Special Counsel Jack Smith is quickly learning that not all judges can be counted on to be left-wing hacks.
Judge Aileen Cannon, who is overseeing Smith’s prosecution of Donald Trump regarding classified documents kept at Mar-a-Lago, pulled no punches on Monday after unsealing two motions made by the DOJ.
The first motion has to do with a request for a Garcia hearing, which would lay out alleged conflicts of interest involving a defendant’s attorney and witnesses that are planned to be called by the prosecution, while the second motion was a request to seal a supplement in order to “to comport with grand jury secrecy.”
As you’ll see, the second motion is the one that really backfired.
The Special Counsel moves [ECF No. 97] for a Garcia hearing to inquire into
“potential conflicts of interests that may arise from attorney Stanley Woodward, Jr.’s prior and current representation of three individuals the Government may call to testify at the trial of his client Waltine Nauta” [ECF No. 97 p. 1]. Simultaneously, the Special Counsel moves for leave [ECF No. 95] to file under seal a “Supplement” containing additional information “to facilitate the Court’s inquiry” [ECF No. 96; see ECF No. 97 p. 2 n.2, p. 6]. The Special Counsel states in conclusory terms that the supplement should be sealed from public view “to comport with grand jury secrecy,” but the motion for leave and the supplement plainly fail to satisfy the burden of establishing a sufficient legal or factual basis to warrant sealing the motion and supplement.
In other words, the special counsel wanted to keep certain things hidden from the public in order to keep mining another grand jury that doesn’t even reside in Cannon’s district for related charges.
Instead of granting the motions, the judge unsealed both of them to make them public and is now demanding answers from Smith on why he’s even continuing to use an out-of-district grand jury for matters pertinent to the prosecution in her court.
Among other topics as raised in the Motion, the response shall address the legal propriety of using an out-of-district grand jury proceeding to continue to investigate and/or to seek post-indictment hearings on matters pertinent to the instant indicted matter in this district. The Special Counsel shall respond to that discussion in a Reply in Support of the Motion [ECF No. 97], due on or before August 22, 2023.

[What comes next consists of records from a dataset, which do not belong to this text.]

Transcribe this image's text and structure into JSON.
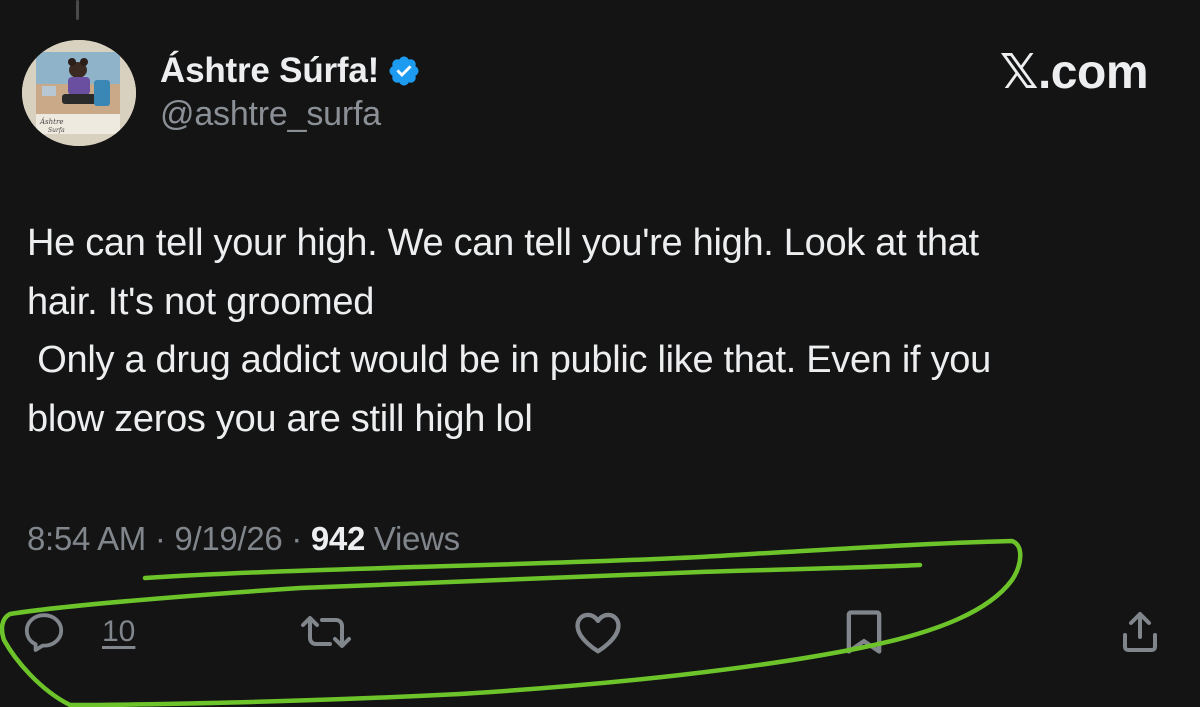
{
  "brand": {
    "label": "𝕏.com"
  },
  "author": {
    "display_name": "Áshtre Súrfa!",
    "handle": "@ashtre_surfa",
    "verified": true
  },
  "avatar": {
    "caption_line1": "Áshtre",
    "caption_line2": "Surfa"
  },
  "tweet": {
    "text": "He can tell your high. We can tell you're high. Look at that\nhair. It's not groomed\n Only a drug addict would be in public like that. Even if you\nblow zeros you are still high lol"
  },
  "meta": {
    "time": "8:54 AM",
    "sep1": " · ",
    "date": "9/19/26",
    "sep2": " · ",
    "views_count": "942",
    "views_label": " Views"
  },
  "actions": {
    "reply_count": "10",
    "icons": [
      "reply-icon",
      "retweet-icon",
      "like-icon",
      "bookmark-icon",
      "share-icon"
    ]
  },
  "colors": {
    "background": "#141414",
    "text": "#eceef0",
    "muted": "#80868c",
    "verified": "#1d9bf0",
    "annotation": "#6cc42a"
  }
}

Cannon’s skepticism stands in stark contrast to Judge Tanya Chutkan, who is handling Smith’s D.C.-based prosecution of Trump over 2020 election matters. While that indictment is far weaker, it’s far more likely to succeed given the biases that Chutkan and juries in that area have routinely shown in the past.
That’s not to say Smith is in trouble in the Florida-based case given the evidence he’s compiled, but it is to say that it’s obviously not going to be a free-for-all, where the government can get away with anything. If only the rest of our judicial system held the DOJ to the same standards.